### DATA EXCERPTS
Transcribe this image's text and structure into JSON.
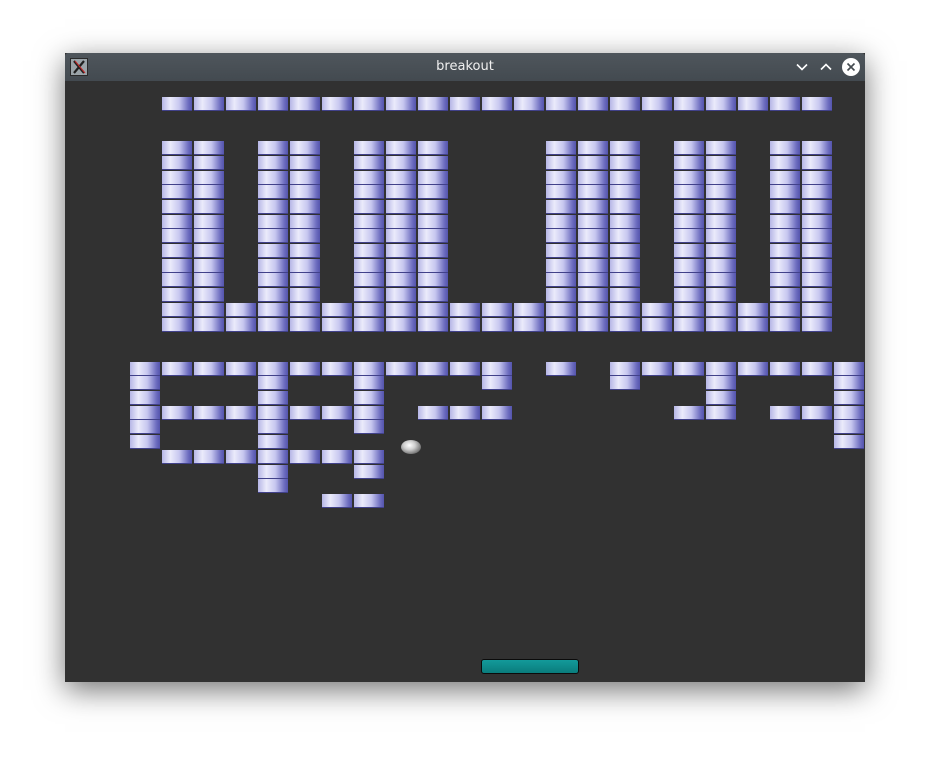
{
  "window": {
    "title": "breakout",
    "icons": {
      "app": "x-app-icon",
      "minimize": "chevron-down-icon",
      "maximize": "chevron-up-icon",
      "close": "close-icon"
    }
  },
  "game": {
    "brick_colors": [
      "#ebebfb",
      "#6c6cbf"
    ],
    "ball_color": "#cfcfcf",
    "paddle_color": "#139a9a"
  }
}
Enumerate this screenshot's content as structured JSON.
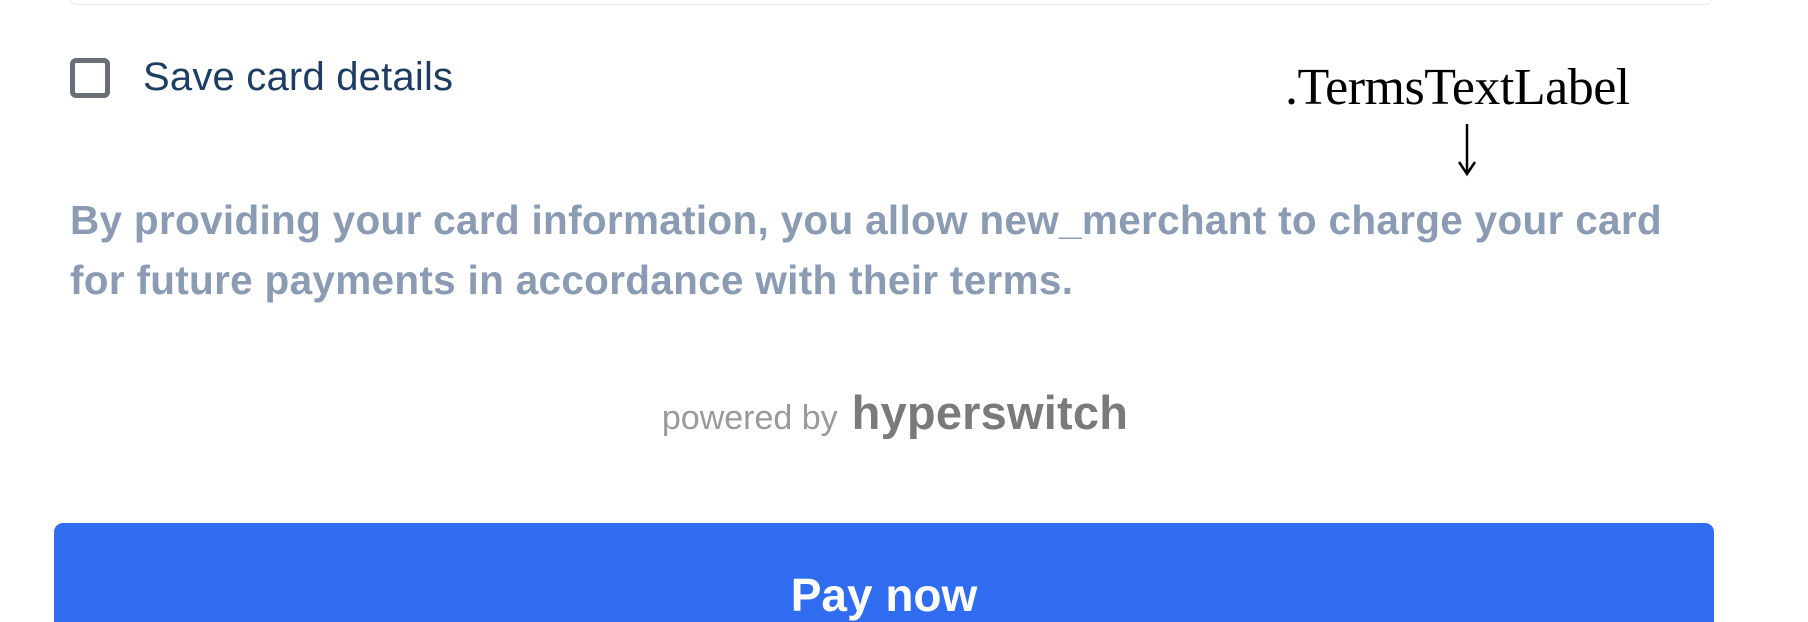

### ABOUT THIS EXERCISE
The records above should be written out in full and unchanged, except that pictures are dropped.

### THE ANSWER
Transcribe this image's text and structure into JSON.
{
  "window": {
    "title": "breakout",
    "icons": {
      "app": "x-app-icon",
      "minimize": "chevron-down-icon",
      "maximize": "chevron-up-icon",
      "close": "close-icon"
    }
  },
  "game": {
    "brick_colors": [
      "#ebebfb",
      "#6c6cbf"
    ],
    "ball_color": "#cfcfcf",
    "paddle_color": "#139a9a"
  }
}
Enumerate this screenshot's content as structured JSON.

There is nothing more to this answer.